Some people are talking about discarding Zionism, but can Zionism be “discarded” (or “stopped”)? And, if it can, then how?
To answer that question one first needs to understand what the word “Zionism” means in this context.
While there are many books and articles about the philosophy and history of Zionism and associated with it phenomena and events, the practical meaning of “Zionism”, in the context of “stopping” it, is very simple — Zionism is a property development project of creating a Jewish state in Palestine.
And, like all property development projects, the Zionist Project has 5 stages:
Once all the above stages are complete, a development project comes to an end — and this is the meaning of “stopping Zionism”.
So, why over 60 years after the creation of the State of Israel people are still talking about “stopping Zionism”? Has not the project been completed?
To answer that question we need to consider the five stages of the Zionist development project and what is the state of these stages today.
The site selected for the Zionist Project is an area called “Palestine”, that is the land between the Mediterranean Sea on the west, the River Jordan on the east, Lebanon on the north, and Egypt on the south. So far the development had been carried out only on a part of that area due to problems with Stages 2 and 3 of the project.
In the early days of the Zionist Project some parts of Palestine had been purchased from the then owners, but in 1947–48 some previous owners had been expelled by force, which has resulted in the “Middle East Conflict”. And in 1967 still further areas were occupied by military force, thus extending the conflict.
This conflict prevents completion of the Zionist Project.
In addition to those expelled there are also non‐Jewish residents who remained on the land, and their presence conflicts with the aim of the Zionist Project to establish a “Jewish state”.
In addition to acquiring a development site, developers need to ensure that no “third party” has a claim against the land. Such claims can be either contractual, like tenancies or leases, or “established customary uses”, like people customarily living on land owned by others or having rights of passage or some other use over it.
To be able to carry out a development the developer needs to “extinguish” such rights, usually by buying them out.
In Palestine, in addition to non‐Jewish Palestinians owning land, there were also many Palestinians who had rights of customary residence and Bedouins who had rights of use. Failure to acquire these rights prevents completion of the Zionist Project.
Carrying out construction on land not fully owned by the developers or not free from third party claims makes such development illegal. And this prevents the completion of the project.
Populating land not fully owned by the developers or not free from third party claims makes such activity illegal. And this prevents the completion of the project.
Thus, we see that the Zionist Project cannot be completed successfully due to failure to acquire all the land and making it free from all third party claims.
This, however, does not mean that a development project, which has not been competed, cannot be “stopped”. It can be stopped, without being completed, by the owners of the unpurchased land or by persons having other claims against the land, by enforcing their rights against the developers. But this is what the conflict is all about.

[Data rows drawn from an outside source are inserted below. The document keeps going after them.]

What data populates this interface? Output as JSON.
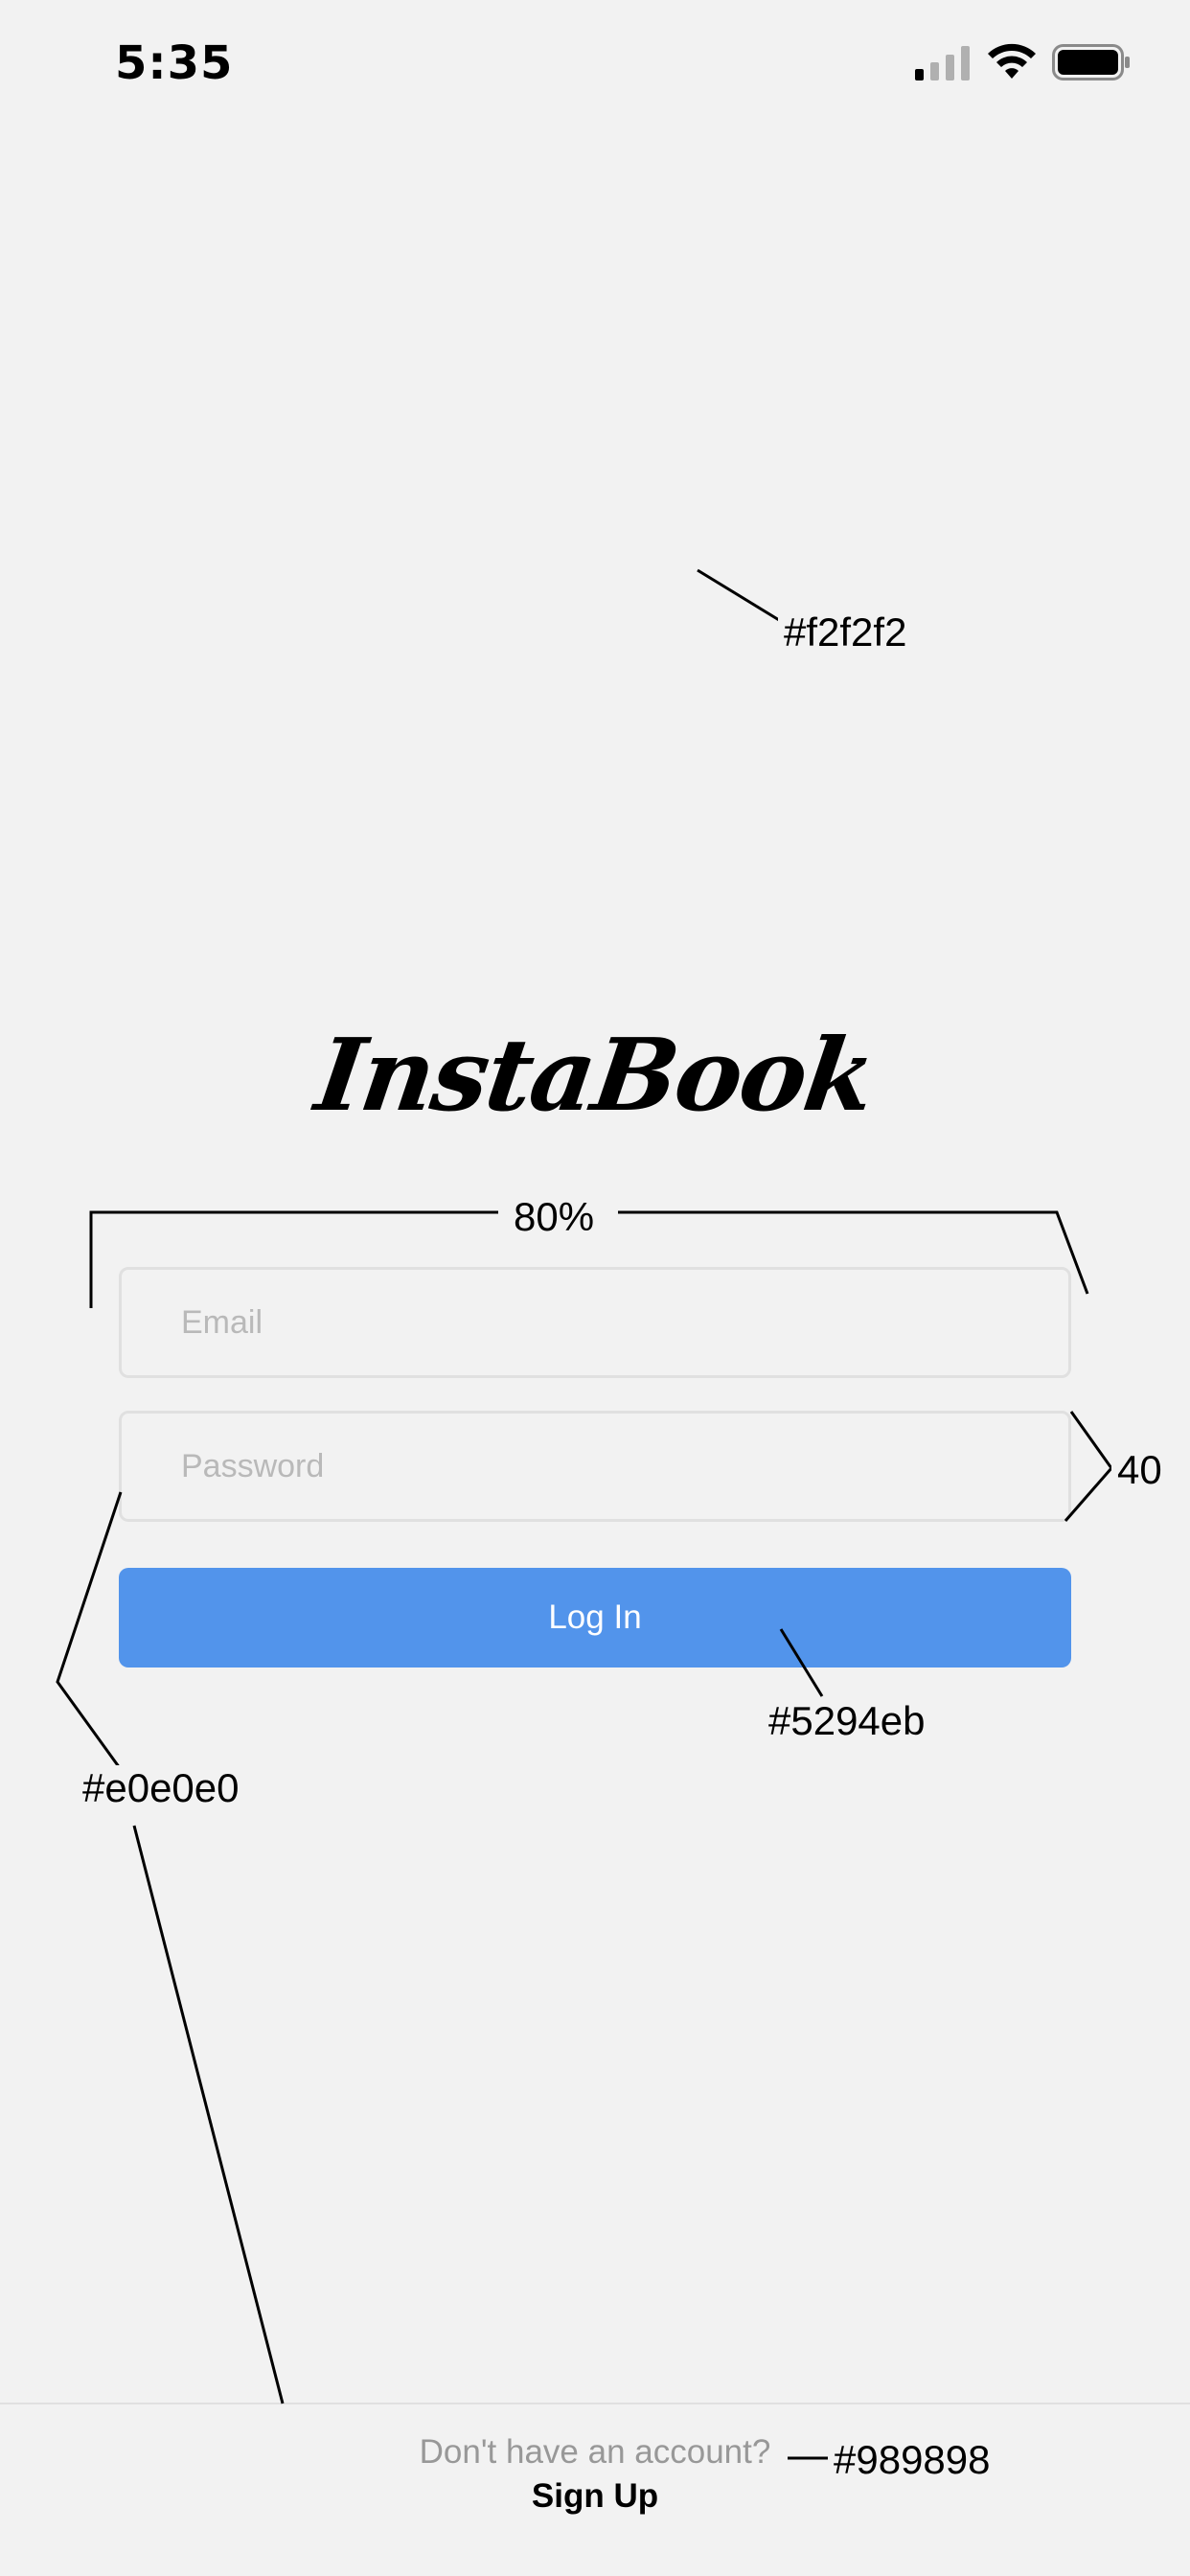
{
  "status_bar": {
    "time": "5:35"
  },
  "logo": {
    "text": "InstaBook"
  },
  "form": {
    "email_placeholder": "Email",
    "password_placeholder": "Password",
    "login_label": "Log In"
  },
  "footer": {
    "prompt": "Don't have an account?",
    "signup_label": "Sign Up"
  },
  "annotations": {
    "background_color": "#f2f2f2",
    "width_note": "80%",
    "height_note": "40",
    "button_color": "#5294eb",
    "border_color": "#e0e0e0",
    "footer_text_color": "#989898"
  },
  "colors": {
    "background": "#f2f2f2",
    "input_border": "#e0e0e0",
    "accent": "#5294eb",
    "muted_text": "#989898"
  }
}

So, how to complete the Zionist Project successfully, without conflict, and thus “stop Zionism”?
By purchasing the unpurchased parts of the land and all the third party rights.
But why has not it been done up to now?
Because the Zionist Project has been carried out not by honest and competent property developers, but by politicians.